Where shall we find the golden key
That opes to peace and liberty?
The earth is full of grievous wars,
The soldier's tread her beauty mars,
The captive's chains are fast and locked,
The poor man by the rich man mocked.
The promise of the Christ we hear,
But who shall bring fulfillment near?
The poem predicts the founding of the United States as a land of "peace and liberty" and equality — and, certainly, of prosperity:
A dream came to a sailor bold,
A happy dream of good untold;
And a little bird sang: "Follow me
Westward, over the unknown sea.
A star shall lead thy chosen band,
And bring thy slender craft to land.
Beyond the waters thou shalt find
Regions of splendor unconfined,
Where giant rivers fruitful flow,
Where birds of tropic plumage glow,
Where the old treasures of thy race
Shall grow and multiply apace.
And ancient Rule renew its health
In a new glorious commonwealth."
The dreamer waking, bowed his head,
And on the wondrous errand sped.
With pleading rare he wrung the gold
From hands reluctant to unfold,
And loosing from old Europe's shore
Sailed westward, westward evermore.
Looking forward to a land "where sounded ne'er the Christian word," the poetic Columbus embarks on what he calls "Earth's noblest conquest." Though his crew is "distrustful," he vows to fulfill this vision, even if "all mankind" turns against him.
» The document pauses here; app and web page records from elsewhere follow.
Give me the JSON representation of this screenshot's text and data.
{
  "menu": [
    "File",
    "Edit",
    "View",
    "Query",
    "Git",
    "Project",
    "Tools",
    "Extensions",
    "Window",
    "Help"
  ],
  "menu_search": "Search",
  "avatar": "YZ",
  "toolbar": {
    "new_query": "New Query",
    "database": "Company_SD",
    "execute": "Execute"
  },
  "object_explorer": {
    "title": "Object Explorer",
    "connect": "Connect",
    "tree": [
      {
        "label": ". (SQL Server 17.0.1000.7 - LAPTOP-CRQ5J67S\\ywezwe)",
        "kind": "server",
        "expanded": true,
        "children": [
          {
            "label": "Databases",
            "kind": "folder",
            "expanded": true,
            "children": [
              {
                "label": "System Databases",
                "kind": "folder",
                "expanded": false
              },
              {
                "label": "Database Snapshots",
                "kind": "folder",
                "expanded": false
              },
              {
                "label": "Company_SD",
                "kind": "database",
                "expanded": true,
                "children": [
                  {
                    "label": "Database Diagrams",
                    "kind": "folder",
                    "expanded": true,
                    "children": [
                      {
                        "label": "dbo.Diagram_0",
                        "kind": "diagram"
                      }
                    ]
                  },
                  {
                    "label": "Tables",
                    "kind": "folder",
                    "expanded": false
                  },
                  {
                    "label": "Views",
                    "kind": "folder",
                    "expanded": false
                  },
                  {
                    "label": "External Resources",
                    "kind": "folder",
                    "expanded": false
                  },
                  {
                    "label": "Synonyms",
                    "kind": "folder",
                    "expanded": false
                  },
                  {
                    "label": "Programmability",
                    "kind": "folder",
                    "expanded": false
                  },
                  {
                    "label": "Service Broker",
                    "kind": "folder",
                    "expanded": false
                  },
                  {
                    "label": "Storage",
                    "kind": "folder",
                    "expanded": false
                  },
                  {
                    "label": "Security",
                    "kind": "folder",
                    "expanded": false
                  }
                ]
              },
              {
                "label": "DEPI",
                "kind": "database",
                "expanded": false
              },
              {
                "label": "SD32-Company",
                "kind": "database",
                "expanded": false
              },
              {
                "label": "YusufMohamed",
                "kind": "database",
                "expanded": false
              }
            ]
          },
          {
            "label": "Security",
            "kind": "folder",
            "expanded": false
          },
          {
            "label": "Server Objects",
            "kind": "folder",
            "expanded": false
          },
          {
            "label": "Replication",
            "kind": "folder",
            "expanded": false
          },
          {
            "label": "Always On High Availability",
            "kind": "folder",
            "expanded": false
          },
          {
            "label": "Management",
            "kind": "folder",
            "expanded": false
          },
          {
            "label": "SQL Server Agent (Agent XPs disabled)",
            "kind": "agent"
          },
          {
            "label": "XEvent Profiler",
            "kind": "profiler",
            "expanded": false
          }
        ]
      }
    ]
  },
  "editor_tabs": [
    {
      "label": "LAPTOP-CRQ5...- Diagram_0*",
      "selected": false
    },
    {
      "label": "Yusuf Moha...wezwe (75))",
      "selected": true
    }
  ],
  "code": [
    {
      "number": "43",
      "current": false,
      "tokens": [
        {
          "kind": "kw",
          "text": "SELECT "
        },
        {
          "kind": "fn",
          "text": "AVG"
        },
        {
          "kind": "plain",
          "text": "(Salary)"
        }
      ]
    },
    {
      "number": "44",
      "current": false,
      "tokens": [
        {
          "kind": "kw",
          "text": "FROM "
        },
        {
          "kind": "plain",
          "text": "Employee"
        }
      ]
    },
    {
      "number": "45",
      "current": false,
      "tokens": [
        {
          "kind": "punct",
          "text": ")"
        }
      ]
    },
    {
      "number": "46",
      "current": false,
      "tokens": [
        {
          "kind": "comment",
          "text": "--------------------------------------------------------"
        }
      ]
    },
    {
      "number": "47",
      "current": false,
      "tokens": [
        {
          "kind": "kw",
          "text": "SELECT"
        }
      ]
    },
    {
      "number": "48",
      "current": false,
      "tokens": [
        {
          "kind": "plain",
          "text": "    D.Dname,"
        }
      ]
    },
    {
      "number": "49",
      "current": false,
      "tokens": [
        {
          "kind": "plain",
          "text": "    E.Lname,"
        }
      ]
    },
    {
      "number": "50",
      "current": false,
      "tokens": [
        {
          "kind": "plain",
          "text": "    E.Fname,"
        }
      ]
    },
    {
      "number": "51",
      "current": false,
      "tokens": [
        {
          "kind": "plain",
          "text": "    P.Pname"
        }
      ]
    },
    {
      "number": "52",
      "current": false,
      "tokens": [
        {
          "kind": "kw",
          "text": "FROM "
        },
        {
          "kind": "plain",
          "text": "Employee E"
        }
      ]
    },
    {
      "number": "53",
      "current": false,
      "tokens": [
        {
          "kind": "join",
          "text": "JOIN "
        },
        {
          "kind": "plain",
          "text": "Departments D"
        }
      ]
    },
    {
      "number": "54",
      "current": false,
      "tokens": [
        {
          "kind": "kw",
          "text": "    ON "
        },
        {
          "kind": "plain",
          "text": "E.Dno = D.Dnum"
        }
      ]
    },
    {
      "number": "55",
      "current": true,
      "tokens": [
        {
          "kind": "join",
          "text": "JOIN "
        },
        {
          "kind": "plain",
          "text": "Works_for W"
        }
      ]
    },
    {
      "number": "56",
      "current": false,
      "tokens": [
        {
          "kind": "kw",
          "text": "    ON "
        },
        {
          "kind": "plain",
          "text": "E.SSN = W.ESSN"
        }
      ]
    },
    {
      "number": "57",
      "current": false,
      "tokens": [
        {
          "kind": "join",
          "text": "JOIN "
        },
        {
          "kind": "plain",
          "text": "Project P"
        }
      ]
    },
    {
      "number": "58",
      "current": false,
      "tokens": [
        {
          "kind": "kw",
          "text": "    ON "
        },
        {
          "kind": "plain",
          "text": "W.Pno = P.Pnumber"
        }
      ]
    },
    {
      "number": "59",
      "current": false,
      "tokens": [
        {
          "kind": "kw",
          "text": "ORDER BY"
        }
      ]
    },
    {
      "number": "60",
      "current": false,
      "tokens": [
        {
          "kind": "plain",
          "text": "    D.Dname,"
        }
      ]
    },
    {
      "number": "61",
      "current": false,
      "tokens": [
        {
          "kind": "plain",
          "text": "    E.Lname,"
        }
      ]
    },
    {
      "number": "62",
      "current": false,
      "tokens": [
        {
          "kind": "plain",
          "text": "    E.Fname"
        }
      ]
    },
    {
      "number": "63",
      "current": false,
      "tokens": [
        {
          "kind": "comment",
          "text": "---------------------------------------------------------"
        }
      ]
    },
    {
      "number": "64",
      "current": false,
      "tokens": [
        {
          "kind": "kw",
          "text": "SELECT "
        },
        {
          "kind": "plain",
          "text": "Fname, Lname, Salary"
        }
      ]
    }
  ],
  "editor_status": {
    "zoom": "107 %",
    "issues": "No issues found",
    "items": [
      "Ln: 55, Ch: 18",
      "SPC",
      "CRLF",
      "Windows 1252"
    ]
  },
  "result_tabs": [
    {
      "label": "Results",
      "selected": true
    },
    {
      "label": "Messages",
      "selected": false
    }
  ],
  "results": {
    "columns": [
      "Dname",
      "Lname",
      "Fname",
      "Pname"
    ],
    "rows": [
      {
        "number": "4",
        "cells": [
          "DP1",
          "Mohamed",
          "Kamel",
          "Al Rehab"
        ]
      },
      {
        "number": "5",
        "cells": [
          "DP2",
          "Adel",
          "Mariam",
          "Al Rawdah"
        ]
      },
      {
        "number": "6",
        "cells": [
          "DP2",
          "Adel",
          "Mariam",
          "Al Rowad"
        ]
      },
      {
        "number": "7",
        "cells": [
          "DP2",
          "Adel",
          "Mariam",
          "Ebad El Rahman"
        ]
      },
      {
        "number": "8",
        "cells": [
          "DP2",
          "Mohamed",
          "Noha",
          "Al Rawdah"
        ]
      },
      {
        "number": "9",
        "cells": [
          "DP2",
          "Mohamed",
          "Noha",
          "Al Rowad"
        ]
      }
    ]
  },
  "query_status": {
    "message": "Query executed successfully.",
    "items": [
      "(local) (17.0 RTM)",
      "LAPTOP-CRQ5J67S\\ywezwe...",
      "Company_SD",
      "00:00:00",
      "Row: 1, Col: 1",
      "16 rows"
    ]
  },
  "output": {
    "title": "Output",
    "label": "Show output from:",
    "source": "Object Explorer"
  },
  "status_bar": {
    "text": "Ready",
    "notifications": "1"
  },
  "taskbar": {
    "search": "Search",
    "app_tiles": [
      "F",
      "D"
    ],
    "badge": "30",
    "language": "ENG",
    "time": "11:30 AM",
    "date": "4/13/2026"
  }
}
This boldness, Howe notes, is now recognized as "millions of voices" sing in praise of Columbus.
Here gather we in Gotham town,
Of all our western world the crown,
While ladies fair and gallants gay
Unite to celebrate the day.
But while we list the high discourse,
And while the Paean has its course,
Let Faith re-consecrate this form,
Adventured once 'gainst sea and storm.
For 'twas this hand that held the key,
Unlocking Peace and Liberty.
When all we have and all we are
Hung on the guidance of a star,
And on the answer, dimly guessed
In one resolved, responsive breast.